## What the task asks
Read through the lines below and copy the ones holding the string "hero".

## Information
======

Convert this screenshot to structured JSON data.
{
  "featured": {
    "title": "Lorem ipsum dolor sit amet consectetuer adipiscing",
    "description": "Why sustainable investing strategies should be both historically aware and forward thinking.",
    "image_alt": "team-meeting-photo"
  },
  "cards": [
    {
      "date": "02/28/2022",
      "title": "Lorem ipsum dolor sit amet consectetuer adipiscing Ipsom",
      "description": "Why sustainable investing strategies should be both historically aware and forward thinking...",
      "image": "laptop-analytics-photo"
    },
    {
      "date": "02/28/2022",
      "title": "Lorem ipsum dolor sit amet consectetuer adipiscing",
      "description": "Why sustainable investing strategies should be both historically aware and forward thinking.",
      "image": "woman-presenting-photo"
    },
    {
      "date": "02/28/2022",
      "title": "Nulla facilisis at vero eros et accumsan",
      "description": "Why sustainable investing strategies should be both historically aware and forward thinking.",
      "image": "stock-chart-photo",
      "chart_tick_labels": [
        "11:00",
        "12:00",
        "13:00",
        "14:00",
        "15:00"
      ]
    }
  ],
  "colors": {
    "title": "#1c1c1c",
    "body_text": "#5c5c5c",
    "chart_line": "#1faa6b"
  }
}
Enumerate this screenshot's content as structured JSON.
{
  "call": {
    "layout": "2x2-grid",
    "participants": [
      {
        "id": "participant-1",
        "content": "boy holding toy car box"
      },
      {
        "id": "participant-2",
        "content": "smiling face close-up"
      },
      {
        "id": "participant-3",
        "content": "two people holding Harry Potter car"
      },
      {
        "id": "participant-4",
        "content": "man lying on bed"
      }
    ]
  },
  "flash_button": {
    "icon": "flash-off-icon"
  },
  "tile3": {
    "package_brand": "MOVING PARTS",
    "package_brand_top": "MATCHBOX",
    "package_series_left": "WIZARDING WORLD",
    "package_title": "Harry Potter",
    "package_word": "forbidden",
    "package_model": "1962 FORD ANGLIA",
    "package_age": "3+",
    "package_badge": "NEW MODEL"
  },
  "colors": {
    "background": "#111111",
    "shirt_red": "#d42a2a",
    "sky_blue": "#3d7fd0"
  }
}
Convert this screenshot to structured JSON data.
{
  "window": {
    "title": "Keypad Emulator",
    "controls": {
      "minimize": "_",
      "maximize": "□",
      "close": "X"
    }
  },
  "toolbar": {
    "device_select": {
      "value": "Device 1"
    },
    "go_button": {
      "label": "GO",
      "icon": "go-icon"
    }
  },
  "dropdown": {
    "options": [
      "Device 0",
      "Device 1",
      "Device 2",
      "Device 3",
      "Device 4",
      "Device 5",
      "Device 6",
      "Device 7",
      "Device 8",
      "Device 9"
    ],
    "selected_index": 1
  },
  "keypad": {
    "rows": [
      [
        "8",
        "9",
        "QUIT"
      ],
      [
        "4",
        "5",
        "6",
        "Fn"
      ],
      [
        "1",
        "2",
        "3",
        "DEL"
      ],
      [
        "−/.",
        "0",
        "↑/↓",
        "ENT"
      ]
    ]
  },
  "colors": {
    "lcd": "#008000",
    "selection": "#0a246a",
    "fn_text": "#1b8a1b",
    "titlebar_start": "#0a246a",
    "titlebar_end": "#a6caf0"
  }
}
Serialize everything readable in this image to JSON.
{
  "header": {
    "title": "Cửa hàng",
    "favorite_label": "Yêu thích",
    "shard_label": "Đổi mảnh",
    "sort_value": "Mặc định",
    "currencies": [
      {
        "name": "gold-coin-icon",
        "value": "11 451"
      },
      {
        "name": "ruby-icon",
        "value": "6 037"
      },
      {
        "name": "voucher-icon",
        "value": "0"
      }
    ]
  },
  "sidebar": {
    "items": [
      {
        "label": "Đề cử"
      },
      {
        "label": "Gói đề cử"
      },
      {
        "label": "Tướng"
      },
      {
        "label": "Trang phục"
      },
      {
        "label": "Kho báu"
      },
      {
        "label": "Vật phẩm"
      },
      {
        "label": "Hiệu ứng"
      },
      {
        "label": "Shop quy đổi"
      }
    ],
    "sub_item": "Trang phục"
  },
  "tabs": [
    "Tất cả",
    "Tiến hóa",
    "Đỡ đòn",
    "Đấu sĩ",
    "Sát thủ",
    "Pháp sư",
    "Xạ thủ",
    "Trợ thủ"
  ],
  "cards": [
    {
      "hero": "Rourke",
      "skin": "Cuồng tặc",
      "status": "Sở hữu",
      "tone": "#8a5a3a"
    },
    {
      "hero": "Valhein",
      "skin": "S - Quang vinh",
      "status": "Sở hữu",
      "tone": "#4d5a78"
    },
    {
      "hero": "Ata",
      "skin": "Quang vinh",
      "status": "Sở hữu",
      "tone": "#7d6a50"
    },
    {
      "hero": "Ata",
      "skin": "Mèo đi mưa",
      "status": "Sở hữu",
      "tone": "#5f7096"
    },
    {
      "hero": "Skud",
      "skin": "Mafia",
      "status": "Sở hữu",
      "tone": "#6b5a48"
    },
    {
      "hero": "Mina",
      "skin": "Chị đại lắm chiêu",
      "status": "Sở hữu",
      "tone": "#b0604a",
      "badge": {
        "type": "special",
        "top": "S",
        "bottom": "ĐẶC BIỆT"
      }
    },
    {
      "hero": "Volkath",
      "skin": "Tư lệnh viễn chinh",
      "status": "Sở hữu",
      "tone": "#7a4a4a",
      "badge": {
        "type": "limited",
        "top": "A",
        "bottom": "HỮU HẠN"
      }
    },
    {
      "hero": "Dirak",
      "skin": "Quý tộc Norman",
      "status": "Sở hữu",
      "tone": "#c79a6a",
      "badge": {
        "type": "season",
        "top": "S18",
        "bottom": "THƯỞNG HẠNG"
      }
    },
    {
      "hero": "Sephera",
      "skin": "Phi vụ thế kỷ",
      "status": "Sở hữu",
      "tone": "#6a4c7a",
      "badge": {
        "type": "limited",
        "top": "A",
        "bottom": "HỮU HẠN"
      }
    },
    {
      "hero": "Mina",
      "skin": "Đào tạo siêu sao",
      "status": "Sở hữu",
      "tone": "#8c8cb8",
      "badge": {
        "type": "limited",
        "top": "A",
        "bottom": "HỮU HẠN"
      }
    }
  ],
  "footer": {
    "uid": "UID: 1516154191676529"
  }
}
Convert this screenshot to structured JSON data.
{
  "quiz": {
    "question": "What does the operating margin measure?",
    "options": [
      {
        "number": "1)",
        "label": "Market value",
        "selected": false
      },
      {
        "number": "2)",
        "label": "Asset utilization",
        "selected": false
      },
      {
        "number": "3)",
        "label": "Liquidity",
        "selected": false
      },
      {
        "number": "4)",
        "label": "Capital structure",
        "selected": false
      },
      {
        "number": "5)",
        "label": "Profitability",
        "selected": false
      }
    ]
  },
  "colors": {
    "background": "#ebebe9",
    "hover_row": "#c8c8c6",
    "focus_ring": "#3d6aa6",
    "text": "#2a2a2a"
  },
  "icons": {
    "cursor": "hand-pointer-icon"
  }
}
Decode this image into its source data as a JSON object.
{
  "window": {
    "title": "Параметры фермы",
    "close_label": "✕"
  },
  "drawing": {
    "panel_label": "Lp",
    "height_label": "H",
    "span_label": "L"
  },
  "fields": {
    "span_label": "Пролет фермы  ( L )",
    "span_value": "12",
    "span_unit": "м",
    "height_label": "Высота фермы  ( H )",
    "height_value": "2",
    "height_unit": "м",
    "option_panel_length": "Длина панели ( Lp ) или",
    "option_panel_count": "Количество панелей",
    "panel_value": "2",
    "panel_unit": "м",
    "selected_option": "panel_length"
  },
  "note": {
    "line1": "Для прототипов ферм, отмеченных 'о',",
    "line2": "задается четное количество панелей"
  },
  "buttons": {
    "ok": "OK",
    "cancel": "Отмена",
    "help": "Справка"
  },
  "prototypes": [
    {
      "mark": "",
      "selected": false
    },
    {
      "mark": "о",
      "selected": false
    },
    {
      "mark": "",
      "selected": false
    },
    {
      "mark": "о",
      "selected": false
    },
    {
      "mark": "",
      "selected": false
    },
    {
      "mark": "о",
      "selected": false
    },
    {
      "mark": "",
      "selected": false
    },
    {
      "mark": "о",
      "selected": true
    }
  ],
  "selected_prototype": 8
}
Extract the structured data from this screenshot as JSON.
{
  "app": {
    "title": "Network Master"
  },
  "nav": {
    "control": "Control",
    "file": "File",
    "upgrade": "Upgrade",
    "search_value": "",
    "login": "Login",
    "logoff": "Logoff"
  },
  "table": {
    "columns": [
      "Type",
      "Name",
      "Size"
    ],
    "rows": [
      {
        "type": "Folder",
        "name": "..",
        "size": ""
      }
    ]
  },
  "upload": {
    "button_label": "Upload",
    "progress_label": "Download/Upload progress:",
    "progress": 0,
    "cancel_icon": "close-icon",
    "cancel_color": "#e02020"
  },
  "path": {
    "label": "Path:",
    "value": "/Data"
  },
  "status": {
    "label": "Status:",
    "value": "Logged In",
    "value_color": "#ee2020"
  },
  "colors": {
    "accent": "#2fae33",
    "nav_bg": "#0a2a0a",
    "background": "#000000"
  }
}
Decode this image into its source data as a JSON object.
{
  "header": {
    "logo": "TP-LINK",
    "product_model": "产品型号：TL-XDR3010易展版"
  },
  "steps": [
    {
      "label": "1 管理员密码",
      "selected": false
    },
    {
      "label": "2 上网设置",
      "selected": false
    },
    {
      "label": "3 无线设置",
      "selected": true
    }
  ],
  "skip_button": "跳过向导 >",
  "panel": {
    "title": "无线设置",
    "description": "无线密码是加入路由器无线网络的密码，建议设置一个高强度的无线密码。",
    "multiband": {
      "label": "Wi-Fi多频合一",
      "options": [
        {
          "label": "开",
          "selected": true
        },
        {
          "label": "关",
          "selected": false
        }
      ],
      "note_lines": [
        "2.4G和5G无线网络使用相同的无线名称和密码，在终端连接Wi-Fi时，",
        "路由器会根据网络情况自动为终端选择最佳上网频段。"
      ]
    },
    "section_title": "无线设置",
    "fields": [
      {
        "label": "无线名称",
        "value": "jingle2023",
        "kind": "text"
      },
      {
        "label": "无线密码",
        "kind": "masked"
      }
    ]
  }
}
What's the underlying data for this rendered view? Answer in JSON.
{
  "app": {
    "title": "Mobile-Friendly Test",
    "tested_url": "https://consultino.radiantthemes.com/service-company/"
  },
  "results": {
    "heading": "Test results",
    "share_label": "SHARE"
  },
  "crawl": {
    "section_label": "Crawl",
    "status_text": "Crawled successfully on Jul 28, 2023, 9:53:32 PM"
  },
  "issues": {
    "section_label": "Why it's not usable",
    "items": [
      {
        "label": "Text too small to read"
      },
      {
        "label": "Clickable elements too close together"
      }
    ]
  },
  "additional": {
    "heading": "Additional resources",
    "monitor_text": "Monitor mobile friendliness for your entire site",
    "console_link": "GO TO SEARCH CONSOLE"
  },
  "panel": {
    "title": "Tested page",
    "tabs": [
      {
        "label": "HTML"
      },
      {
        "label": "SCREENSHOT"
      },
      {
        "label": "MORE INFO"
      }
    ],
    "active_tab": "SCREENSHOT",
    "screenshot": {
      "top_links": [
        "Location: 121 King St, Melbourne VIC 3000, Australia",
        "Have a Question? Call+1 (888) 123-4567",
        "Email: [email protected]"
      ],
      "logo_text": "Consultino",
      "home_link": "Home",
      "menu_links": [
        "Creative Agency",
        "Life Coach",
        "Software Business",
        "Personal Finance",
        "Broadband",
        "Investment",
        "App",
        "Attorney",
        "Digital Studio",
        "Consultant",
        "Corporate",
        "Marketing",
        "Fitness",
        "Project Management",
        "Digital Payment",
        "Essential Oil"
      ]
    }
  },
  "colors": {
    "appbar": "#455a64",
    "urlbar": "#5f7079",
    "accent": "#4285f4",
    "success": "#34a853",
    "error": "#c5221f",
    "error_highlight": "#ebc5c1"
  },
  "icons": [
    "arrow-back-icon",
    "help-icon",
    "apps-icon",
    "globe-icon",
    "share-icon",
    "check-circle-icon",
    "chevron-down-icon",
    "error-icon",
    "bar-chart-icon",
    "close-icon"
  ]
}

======

## Solution for this exercise
      "hero": "Rourke",
      "hero": "Valhein",
      "hero": "Ata",
      "hero": "Ata",
      "hero": "Skud",
      "hero": "Mina",
      "hero": "Volkath",
      "hero": "Dirak",
      "hero": "Sephera",
      "hero": "Mina",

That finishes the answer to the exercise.